* With all due respect to Winthrop and Arkansas-Pine Bluff, the NCAA basketball tournament really begins at 11 a.m. Thursday. On the eve of three of the best weeks in sports, Real Clear Sports offers this list of the top 10 storylines for this year’s tournament. And with Tiger Woods announcing he will play in the Masters April 8-11, it will be four great weeks in a row.
• Give my good friend and golf magazine supplier UMR a gold star for suggesting the following annoying phrases be banished from talk about next year’s NCAA basketball tournament:
“body of work”
“peel the onion”
While we’re at it, can we tone down Joe Lunardi? I’m sure he’s a fine fellow, but he’s Mel Kiper on steroids. I’m hearing “first three teams in” and “first three teams out” in my sleep. And Mississippi State seems to be on both lists.
* Columnist Bryan Burwell predicts the NCAA will expand the field to a bloated 96 teams for one reason — money. Basketball pays the freight for the NCAA, and it can opt out of its deal with CBS and go on the open market. More teams could mean more money, but it’s not going to improve the quality. Stat of the day: Since 1985, the 14h, 15th and 16th seeds have won 19 of 300 games played. And the teams that would be added to a larger field would be worse.
The one good result of Missouri’s ignominious flameout against last-place Nebraska in the first round Wednesday is that I won’t have to waste any time this weekend following the Big 12 postseason tournament. Another consolation: Maybe the Tigers will fall to a 10 or 11 seed in the NCAA tournament, which would mean they would avoid the top seed in the second round — should they get that far.

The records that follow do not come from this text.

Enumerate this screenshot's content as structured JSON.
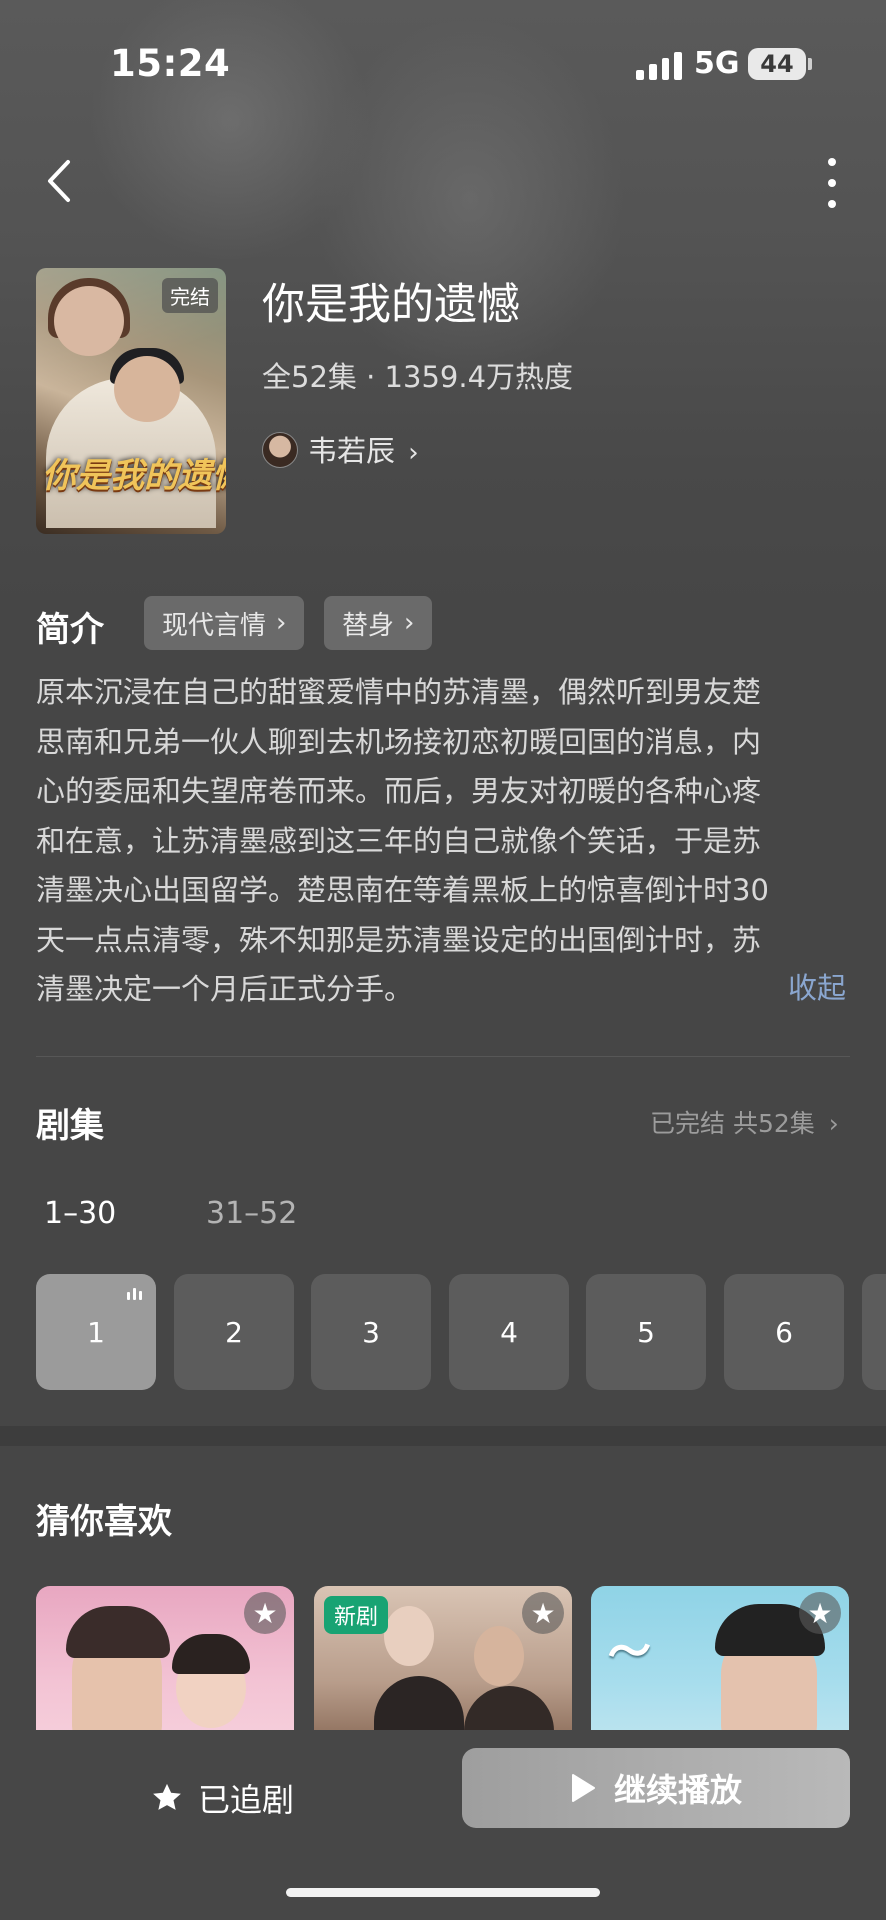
{
  "status": {
    "time": "15:24",
    "network": "5G",
    "battery": "44"
  },
  "drama": {
    "title": "你是我的遗憾",
    "meta": "全52集 · 1359.4万热度",
    "author": "韦若辰",
    "poster_badge": "完结",
    "poster_title": "你是我的遗憾"
  },
  "intro": {
    "heading": "简介",
    "tags": [
      "现代言情",
      "替身"
    ],
    "lines": [
      "原本沉浸在自己的甜蜜爱情中的苏清墨，偶然听到男友楚",
      "思南和兄弟一伙人聊到去机场接初恋初暖回国的消息，内",
      "心的委屈和失望席卷而来。而后，男友对初暖的各种心疼",
      "和在意，让苏清墨感到这三年的自己就像个笑话，于是苏",
      "清墨决心出国留学。楚思南在等着黑板上的惊喜倒计时30",
      "天一点点清零，殊不知那是苏清墨设定的出国倒计时，苏",
      "清墨决定一个月后正式分手。"
    ],
    "collapse": "收起"
  },
  "episodes": {
    "heading": "剧集",
    "status": "已完结 共52集",
    "ranges": [
      "1–30",
      "31–52"
    ],
    "items": [
      "1",
      "2",
      "3",
      "4",
      "5",
      "6"
    ],
    "current": "1"
  },
  "recommend": {
    "heading": "猜你喜欢",
    "new_badge": "新剧",
    "star": "★"
  },
  "actions": {
    "follow": "已追剧",
    "play": "继续播放"
  }
}
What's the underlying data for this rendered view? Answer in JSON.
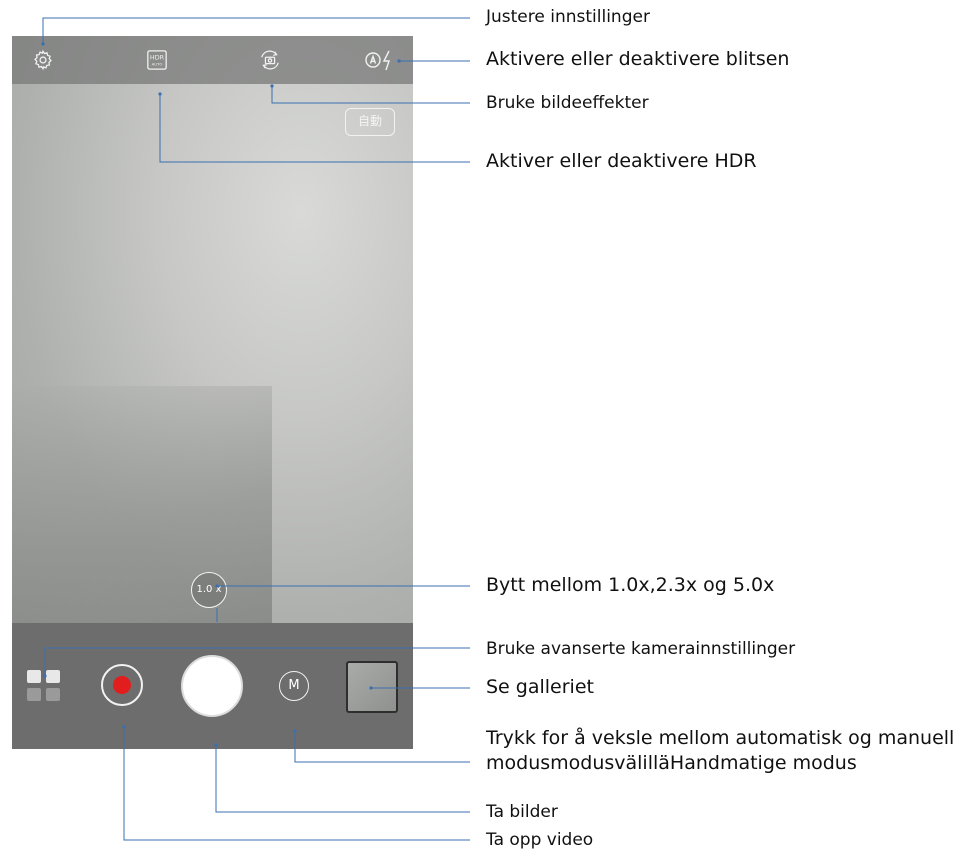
{
  "camera": {
    "top_bar": {
      "settings_icon": "gear-icon",
      "hdr_icon": "hdr-auto-icon",
      "hdr_text_top": "HDR",
      "hdr_text_bottom": "AUTO",
      "effects_icon": "camera-rotate-icon",
      "flash_icon": "auto-flash-icon"
    },
    "scene_mode_chip": "自動",
    "zoom_label": "1.0 x",
    "mode_button_label": "M",
    "record_dot_color": "#e21d1d"
  },
  "callouts": {
    "settings": "Justere innstillinger",
    "flash": "Aktivere eller deaktivere blitsen",
    "effects": "Bruke bildeeffekter",
    "hdr": "Aktiver eller deaktivere HDR",
    "zoom": "Bytt mellom 1.0x,2.3x og 5.0x",
    "advanced": "Bruke avanserte kamerainnstillinger",
    "gallery": "Se galleriet",
    "mode_line1": "Trykk for å veksle mellom automatisk og manuell",
    "mode_line2": "modusmodusvälilläHandmatige modus",
    "photo": "Ta bilder",
    "video": "Ta opp video"
  }
}
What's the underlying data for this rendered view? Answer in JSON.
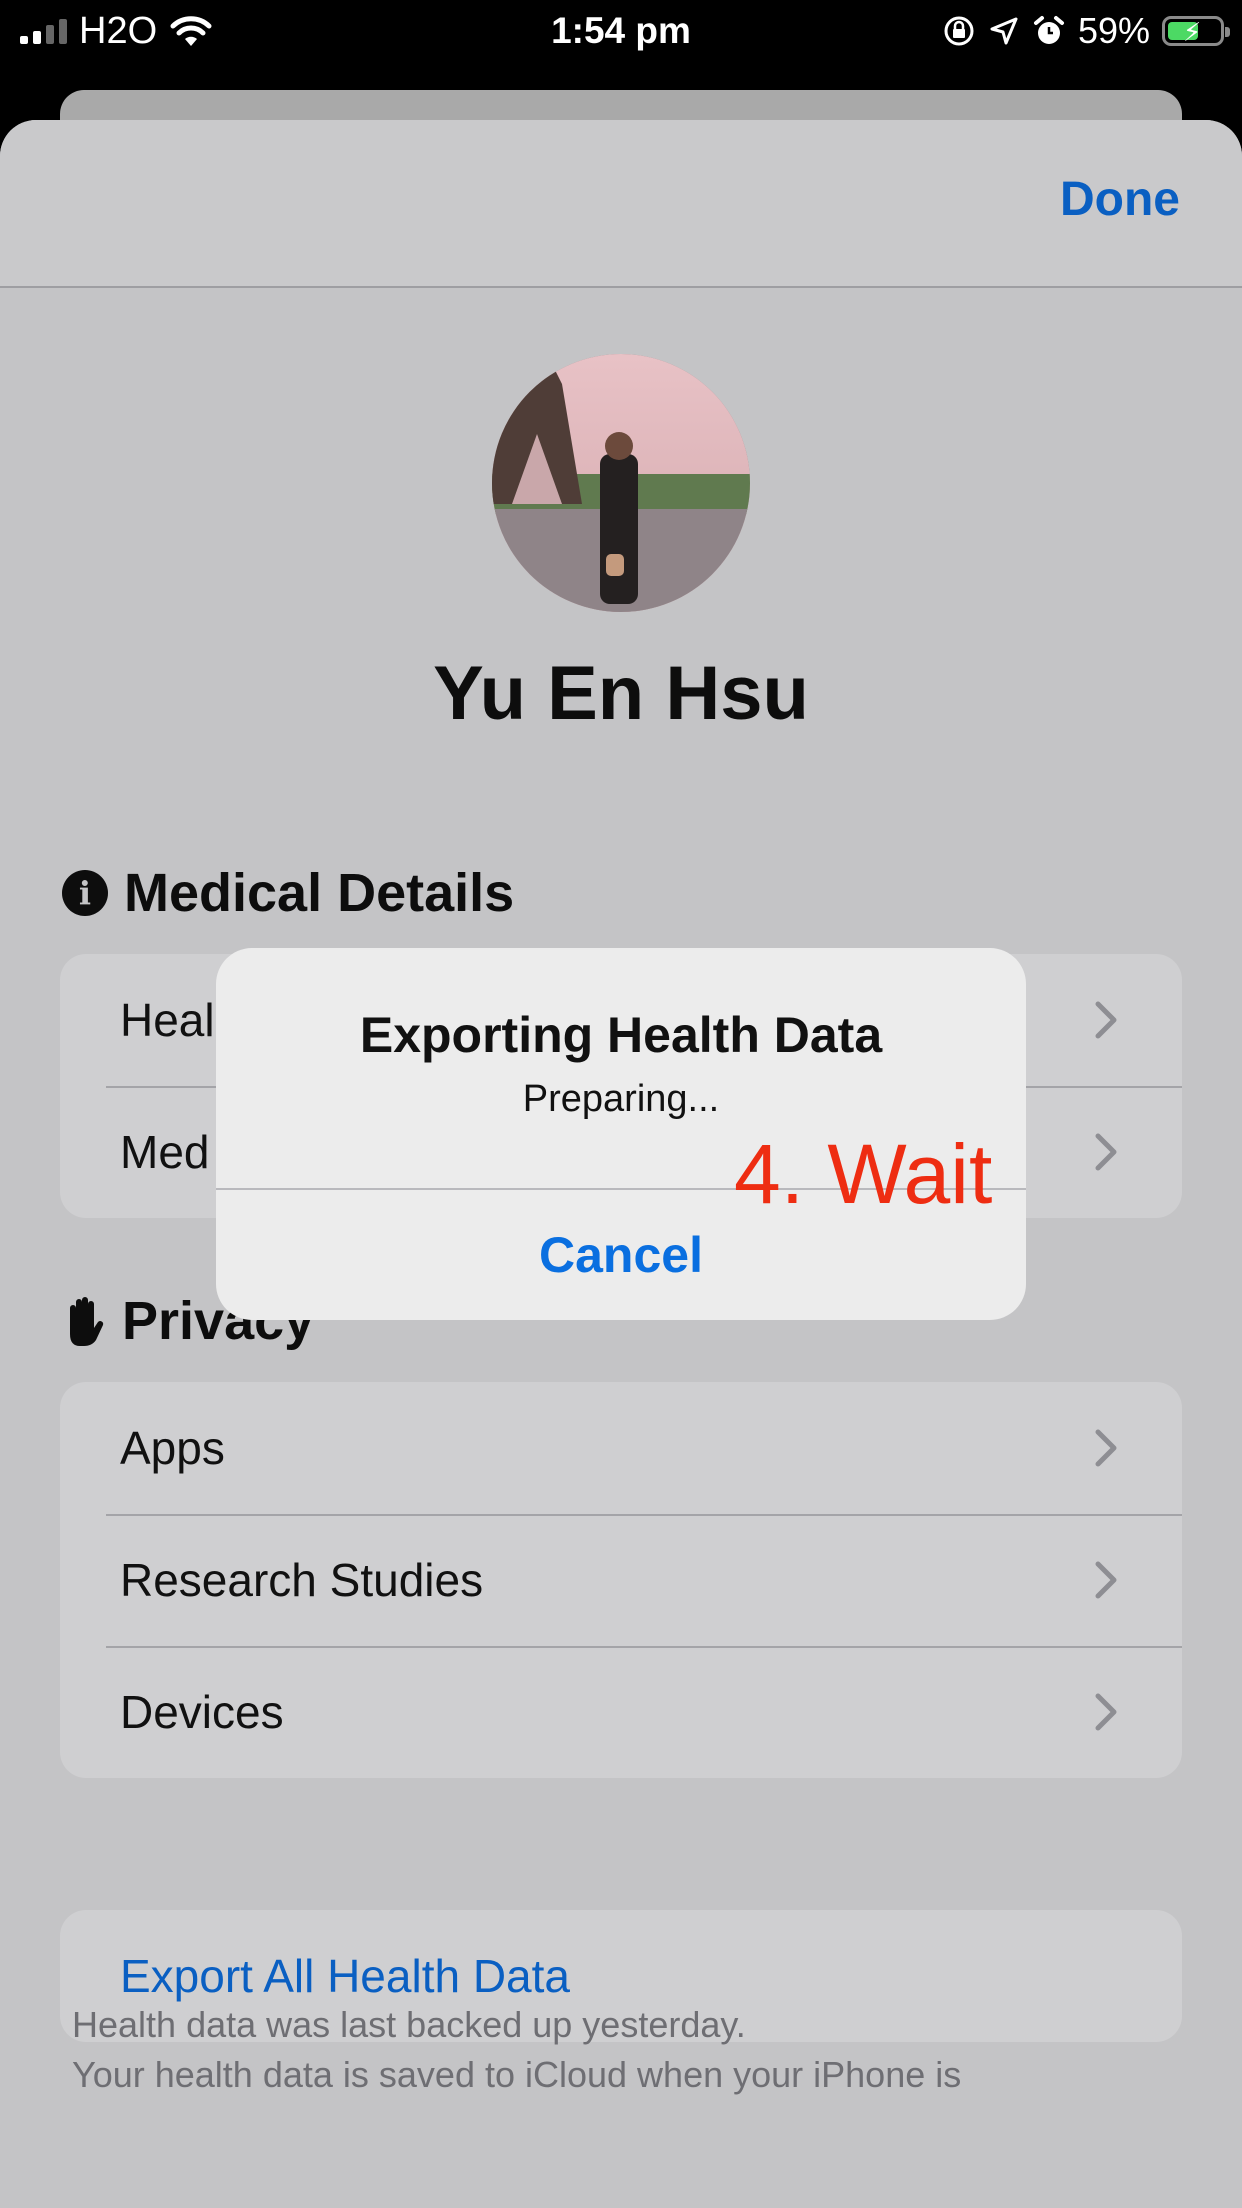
{
  "status_bar": {
    "carrier": "H2O",
    "time": "1:54 pm",
    "battery_percent": "59%",
    "battery_level": 0.59
  },
  "nav": {
    "done_label": "Done"
  },
  "profile": {
    "name": "Yu En Hsu"
  },
  "medical_details": {
    "title": "Medical Details",
    "rows": [
      {
        "label": "Heal"
      },
      {
        "label": "Med"
      }
    ]
  },
  "privacy": {
    "title": "Privacy",
    "rows": [
      {
        "label": "Apps"
      },
      {
        "label": "Research Studies"
      },
      {
        "label": "Devices"
      }
    ]
  },
  "export": {
    "label": "Export All Health Data"
  },
  "footer": {
    "line1": "Health data was last backed up yesterday.",
    "line2": "Your health data is saved to iCloud when your iPhone is"
  },
  "alert": {
    "title": "Exporting Health Data",
    "message": "Preparing...",
    "cancel_label": "Cancel"
  },
  "annotation": {
    "text": "4. Wait"
  },
  "colors": {
    "accent": "#0a5fc2",
    "annotation": "#ee2d12",
    "battery": "#4cd964"
  }
}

(Mizzou’s last two losses also mean I need to avoid Dr. Jim Nuessen for a while. The football victory over Kansas is a distant memory.)
Oh, well. Baseball’s opening day is around the corner and the Masters tees off in four weeks.